How I cut the time it takes to build an Erlang docker image in half.

While adding support for a rebar3 option to only build dependencies and not project applications, rebar3 compile --deps_only, I realized it might already actually work for the Docker use case I had in mind.

So I gave it a try and, yup, turns out it does!

The idea is to cache a docker layer of the built dependencies to reuse if they haven’t changed. This is done by copying only the config files, which if changed will then invalidate the next Dockerfile commands, and build only the dependencies in the next layer. After that you copy in the source of your project as usual and build the release.

# build and cache dependencies
COPY rebar.config rebar.lock /usr/src/app/
RUN rebar3 compile

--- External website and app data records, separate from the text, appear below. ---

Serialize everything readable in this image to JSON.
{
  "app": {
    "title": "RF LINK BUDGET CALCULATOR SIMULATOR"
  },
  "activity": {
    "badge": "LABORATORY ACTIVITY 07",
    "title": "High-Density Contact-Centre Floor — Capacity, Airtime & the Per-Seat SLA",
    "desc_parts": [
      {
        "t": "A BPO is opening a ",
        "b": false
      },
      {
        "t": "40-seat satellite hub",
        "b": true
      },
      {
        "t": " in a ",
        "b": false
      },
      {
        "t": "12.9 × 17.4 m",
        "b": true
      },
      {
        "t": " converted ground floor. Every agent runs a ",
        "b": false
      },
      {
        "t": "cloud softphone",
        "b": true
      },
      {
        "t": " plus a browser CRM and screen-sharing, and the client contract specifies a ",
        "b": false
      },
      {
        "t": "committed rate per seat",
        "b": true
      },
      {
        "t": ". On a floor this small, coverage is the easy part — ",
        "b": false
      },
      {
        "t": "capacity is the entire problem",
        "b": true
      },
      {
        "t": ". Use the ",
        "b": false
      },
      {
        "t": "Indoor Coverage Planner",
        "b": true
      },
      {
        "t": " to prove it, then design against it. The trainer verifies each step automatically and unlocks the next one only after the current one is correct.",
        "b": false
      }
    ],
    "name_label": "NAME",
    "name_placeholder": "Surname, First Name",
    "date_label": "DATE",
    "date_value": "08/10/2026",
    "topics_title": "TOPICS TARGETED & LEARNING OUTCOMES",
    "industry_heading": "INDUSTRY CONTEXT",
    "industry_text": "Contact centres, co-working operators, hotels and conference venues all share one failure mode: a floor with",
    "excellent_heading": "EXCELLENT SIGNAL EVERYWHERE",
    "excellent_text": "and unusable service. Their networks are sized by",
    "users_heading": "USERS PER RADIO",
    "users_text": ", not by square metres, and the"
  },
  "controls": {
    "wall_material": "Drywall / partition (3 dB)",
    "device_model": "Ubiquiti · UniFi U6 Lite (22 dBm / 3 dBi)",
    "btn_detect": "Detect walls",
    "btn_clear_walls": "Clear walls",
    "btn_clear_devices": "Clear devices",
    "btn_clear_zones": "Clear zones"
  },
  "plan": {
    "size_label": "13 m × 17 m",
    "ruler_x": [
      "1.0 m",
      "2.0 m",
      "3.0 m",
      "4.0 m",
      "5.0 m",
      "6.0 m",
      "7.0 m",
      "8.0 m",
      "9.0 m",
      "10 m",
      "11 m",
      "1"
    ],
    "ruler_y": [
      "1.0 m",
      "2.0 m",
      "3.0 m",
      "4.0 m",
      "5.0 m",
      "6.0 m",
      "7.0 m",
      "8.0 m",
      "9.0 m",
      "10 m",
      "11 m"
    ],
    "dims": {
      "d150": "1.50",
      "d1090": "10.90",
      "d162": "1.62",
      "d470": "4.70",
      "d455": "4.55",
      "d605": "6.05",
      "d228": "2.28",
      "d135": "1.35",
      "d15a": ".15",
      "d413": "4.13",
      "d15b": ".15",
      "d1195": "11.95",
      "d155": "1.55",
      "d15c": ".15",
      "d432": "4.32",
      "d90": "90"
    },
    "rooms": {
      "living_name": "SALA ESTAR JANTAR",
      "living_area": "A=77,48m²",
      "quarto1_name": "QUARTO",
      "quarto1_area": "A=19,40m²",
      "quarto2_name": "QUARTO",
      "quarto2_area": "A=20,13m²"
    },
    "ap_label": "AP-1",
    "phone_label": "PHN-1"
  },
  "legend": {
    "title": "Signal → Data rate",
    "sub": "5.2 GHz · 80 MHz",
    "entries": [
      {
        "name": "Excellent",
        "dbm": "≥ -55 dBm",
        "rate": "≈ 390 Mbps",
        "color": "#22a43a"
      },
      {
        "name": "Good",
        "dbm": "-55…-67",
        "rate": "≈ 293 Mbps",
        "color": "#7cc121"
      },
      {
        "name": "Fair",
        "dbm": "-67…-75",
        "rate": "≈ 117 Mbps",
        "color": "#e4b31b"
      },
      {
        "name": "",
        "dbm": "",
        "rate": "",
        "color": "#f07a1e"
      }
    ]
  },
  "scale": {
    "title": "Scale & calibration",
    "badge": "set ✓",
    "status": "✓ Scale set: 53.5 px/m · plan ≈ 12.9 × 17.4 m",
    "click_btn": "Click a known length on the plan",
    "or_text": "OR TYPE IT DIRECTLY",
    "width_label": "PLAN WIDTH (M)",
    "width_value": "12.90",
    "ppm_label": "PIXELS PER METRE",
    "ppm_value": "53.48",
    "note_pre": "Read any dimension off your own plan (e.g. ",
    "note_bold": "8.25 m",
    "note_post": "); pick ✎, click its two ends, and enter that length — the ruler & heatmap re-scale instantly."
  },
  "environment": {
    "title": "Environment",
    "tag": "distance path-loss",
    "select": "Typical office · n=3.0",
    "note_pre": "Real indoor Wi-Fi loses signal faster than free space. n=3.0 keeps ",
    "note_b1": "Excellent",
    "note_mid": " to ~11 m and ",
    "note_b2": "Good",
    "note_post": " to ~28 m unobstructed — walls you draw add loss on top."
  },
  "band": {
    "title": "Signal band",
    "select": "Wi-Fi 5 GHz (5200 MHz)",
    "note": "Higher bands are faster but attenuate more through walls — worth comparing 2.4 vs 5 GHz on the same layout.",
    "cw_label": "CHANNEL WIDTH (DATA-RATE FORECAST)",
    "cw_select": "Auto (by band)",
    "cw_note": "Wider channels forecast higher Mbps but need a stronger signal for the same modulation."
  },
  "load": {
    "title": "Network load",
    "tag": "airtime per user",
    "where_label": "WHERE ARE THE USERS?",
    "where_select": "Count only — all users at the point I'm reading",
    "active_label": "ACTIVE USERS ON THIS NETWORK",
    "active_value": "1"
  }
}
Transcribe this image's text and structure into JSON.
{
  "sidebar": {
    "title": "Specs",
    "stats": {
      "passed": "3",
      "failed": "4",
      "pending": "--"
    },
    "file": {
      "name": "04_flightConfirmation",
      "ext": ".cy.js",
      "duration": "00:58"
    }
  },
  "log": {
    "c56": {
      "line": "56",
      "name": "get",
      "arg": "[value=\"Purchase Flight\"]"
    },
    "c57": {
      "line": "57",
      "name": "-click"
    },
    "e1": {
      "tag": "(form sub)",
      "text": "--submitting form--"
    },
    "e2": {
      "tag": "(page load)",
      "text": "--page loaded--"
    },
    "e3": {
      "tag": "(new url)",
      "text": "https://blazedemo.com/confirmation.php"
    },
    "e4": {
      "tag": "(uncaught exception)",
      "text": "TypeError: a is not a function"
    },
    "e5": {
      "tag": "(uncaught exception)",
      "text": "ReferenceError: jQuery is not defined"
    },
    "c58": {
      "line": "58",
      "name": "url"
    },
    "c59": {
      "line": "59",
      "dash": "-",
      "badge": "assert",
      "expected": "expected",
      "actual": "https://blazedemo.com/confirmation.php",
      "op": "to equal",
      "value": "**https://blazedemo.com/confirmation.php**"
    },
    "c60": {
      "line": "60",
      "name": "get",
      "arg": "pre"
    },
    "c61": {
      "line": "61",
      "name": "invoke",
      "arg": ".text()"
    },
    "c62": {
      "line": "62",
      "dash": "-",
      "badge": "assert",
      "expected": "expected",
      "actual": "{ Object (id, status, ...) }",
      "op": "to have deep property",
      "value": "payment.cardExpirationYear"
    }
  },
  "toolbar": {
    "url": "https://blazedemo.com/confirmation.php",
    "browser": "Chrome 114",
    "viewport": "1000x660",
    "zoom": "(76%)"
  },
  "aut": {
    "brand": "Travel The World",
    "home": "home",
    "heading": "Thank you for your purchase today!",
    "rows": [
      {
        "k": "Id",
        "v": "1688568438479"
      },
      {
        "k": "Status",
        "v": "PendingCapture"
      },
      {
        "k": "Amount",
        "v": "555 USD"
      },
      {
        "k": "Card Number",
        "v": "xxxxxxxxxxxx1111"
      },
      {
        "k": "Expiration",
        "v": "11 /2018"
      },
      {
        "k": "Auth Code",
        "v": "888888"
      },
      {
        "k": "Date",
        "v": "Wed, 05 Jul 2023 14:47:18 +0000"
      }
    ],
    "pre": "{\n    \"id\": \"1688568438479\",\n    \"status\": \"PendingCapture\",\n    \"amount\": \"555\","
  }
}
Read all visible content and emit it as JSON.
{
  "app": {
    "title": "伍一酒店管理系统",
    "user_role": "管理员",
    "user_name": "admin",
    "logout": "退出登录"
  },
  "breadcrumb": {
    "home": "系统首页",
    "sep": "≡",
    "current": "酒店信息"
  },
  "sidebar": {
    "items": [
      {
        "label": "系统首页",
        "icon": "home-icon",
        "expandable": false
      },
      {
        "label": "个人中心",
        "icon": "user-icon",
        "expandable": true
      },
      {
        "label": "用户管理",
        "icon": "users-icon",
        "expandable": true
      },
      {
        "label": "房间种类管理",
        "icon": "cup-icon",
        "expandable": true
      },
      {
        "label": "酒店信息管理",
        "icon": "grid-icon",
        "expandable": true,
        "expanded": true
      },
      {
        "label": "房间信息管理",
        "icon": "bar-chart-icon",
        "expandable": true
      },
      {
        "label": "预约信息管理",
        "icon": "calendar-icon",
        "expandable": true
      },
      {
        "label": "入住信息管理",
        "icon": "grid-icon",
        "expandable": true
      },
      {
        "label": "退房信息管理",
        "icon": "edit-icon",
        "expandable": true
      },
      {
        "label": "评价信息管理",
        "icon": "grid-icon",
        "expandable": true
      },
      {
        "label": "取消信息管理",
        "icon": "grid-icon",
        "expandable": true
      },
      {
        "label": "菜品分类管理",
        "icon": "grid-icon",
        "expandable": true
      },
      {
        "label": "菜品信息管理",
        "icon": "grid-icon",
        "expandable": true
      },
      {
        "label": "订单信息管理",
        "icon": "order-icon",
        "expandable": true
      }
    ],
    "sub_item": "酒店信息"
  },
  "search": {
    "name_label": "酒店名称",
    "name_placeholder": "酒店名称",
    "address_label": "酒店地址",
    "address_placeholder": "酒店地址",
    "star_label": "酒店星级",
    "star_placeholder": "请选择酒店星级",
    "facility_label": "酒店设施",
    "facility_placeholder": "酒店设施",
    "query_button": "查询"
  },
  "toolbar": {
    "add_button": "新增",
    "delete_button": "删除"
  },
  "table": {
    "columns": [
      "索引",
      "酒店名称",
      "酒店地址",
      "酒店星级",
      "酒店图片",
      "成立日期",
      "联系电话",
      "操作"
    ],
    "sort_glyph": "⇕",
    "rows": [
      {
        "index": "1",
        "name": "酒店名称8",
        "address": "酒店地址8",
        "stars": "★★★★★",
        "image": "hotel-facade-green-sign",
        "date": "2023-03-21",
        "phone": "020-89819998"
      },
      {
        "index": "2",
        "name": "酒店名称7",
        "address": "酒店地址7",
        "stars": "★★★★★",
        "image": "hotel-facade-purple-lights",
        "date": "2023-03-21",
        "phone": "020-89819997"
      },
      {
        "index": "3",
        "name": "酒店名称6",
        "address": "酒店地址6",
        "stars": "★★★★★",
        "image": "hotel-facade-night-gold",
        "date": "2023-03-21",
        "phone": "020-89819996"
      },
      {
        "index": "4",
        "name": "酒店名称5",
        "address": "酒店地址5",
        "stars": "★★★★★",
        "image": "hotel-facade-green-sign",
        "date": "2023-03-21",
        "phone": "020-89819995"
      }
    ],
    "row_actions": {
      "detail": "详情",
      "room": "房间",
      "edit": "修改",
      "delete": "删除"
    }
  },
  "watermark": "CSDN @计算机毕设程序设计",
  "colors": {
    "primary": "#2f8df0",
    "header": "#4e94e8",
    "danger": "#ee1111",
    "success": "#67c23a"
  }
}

# copy in the vonnegut source and build release
COPY . /usr/src/app
RUN rebar3 as prod tar

No new functionality needed, just plain rebar3 compile does what we need when it is given a directory with only the config and/or lock file. After copying in the rest of the project rebar3 as prod tar will compile the project’s source (the tar provider depends compile, so we don’t need to call compile directly) and build a release tarball we can copy to a new image in the next stage.

A quick test with the vonnegut Dockerfile I found the build times dropped from ~30 seconds to ~14 seconds. The initial build with only the Erlang image cached, so the packages and rebar3 still have to be installed, is around 50 seconds.

Note that this also works when only copying rebar.lock. Only copying the lock file may be beneficial to some who don’t care about caching plugins and prefer to be able to change the rebar config without it invalidating the cache.

Also, we will still be merging in the --deps_only option as it likely has uses outside of building Docker images.